"I decided I had just a little bit left of my soul, and I'm not going to sell that," he said, "so I began to look for something that would fulfill me the way advertising never did. Although it filled my pockets, it didn't fill my soul."
He began interviewing immigrants in the New York area and in New England, creating a YouTube series he called "Voices of Silence." Then, in July 2008, he read an article in the New York Times about an interpreter hired by the federal government, along with 22 other interpreters, to work in Iowa to work with authorities processing the 389 undocumented workers who had been arrested in the Postsville raid.
"I went to Iowa, and I began interviewing people for my YouTube series," Argueta said. "I had planned to be there four days, but instead I stayed two weeks because each story was more poignant and led me to others."
"So I made 29 trips to Iowa in almost three years," he said, "and 17 trips to Guatemala, to understand why the immigrants in Postville had left everything that was dear to them."
Those interviews became the documentary about the raid.
At a screening of the film at a community college in Worthington, Minnesota, he met a woman who often traveled to Guatemala with her church on mission trips.
Argueta learned that there were a lot of Guatemalans in Worthington whose children had been born in the United States and never been to Guatemala.
She said to him, "What do you think if we took some of these kids to Guatemala to meet their grandparents?"
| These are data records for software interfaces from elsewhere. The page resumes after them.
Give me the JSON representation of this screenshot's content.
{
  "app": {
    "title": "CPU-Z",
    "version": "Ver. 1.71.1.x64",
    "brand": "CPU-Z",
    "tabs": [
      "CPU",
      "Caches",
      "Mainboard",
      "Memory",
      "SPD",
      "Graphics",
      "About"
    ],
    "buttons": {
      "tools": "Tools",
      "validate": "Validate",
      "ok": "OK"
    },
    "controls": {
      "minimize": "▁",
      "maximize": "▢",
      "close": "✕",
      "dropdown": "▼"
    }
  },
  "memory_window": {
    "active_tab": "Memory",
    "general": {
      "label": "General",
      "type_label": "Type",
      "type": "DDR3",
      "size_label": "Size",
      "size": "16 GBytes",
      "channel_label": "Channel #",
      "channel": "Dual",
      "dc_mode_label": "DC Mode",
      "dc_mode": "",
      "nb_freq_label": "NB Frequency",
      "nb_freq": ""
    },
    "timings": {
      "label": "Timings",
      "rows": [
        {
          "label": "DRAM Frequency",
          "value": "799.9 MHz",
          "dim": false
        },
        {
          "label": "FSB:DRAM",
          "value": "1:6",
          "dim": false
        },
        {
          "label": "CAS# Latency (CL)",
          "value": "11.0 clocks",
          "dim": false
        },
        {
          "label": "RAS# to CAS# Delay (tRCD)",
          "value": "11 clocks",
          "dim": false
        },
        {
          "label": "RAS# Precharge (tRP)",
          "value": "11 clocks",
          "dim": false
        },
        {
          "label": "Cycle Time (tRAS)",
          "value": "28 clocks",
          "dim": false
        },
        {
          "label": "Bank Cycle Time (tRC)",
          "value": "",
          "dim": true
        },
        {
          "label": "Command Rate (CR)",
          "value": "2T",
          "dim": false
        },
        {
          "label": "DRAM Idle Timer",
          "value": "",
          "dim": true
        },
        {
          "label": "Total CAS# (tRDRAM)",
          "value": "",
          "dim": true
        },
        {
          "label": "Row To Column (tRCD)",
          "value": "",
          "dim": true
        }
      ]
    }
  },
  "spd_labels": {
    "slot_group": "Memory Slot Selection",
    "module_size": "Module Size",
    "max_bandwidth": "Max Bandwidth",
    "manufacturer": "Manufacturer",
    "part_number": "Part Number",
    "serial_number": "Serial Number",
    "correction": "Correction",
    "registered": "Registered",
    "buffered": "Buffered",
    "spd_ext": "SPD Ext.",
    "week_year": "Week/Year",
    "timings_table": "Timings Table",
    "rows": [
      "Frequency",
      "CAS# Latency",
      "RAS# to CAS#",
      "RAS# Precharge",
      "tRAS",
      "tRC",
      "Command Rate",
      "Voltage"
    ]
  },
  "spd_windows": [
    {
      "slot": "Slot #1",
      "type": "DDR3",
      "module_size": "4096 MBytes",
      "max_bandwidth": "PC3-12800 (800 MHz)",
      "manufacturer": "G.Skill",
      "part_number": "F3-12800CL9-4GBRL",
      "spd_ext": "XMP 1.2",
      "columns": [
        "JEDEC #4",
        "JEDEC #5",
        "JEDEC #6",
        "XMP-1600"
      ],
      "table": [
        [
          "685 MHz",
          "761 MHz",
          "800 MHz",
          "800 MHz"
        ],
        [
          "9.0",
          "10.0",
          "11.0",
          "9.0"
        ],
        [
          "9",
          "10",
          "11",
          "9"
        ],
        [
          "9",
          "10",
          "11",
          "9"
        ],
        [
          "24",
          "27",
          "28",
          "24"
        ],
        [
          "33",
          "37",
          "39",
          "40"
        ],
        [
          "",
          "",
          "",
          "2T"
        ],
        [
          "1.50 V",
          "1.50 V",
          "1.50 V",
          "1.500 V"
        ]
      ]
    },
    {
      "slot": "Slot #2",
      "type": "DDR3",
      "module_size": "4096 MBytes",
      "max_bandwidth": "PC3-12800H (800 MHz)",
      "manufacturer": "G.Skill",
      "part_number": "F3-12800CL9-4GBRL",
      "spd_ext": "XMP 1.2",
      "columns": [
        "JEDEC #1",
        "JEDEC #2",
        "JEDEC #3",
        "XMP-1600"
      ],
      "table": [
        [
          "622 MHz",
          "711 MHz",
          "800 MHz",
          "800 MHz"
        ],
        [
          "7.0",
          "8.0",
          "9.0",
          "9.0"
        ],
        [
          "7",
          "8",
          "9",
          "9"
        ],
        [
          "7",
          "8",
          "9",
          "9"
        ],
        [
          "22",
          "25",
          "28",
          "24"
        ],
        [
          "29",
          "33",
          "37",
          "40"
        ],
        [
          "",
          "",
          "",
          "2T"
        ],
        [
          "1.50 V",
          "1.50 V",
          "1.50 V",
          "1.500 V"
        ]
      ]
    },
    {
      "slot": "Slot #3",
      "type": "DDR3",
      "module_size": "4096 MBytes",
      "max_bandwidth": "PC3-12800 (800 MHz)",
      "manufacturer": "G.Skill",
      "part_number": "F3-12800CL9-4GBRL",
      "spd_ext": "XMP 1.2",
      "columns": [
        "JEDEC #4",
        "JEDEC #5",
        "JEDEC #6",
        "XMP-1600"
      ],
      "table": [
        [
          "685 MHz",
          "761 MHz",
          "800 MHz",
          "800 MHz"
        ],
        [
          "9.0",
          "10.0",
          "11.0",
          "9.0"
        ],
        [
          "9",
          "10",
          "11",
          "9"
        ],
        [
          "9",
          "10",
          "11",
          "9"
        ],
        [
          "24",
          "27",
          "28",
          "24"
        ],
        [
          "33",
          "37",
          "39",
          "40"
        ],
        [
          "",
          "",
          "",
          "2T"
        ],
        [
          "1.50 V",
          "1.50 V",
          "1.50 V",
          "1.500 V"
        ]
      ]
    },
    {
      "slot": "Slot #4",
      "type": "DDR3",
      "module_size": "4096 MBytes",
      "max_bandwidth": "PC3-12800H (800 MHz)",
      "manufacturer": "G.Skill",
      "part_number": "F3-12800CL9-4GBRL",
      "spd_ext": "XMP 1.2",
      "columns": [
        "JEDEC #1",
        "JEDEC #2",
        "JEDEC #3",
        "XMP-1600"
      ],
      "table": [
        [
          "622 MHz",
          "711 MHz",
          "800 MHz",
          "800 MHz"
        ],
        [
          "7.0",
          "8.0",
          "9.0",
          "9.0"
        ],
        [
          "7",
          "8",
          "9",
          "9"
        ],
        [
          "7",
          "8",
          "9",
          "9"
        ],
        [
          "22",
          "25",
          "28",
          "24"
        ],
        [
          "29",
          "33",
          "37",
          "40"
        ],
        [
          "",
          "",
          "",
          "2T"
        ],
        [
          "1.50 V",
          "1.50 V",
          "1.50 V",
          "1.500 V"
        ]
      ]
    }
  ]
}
"I said, 'I think it's a great idea. I'll help you as much as I can, and I'd like to make a film about it."
That was Abrazos.
PHOTOS by CHRIS YURKO: (Left) Director Luis Argueto introduces his documentary, Abrazos. (Right) Argueto talks to ESL professor Vivian Leskes after the film.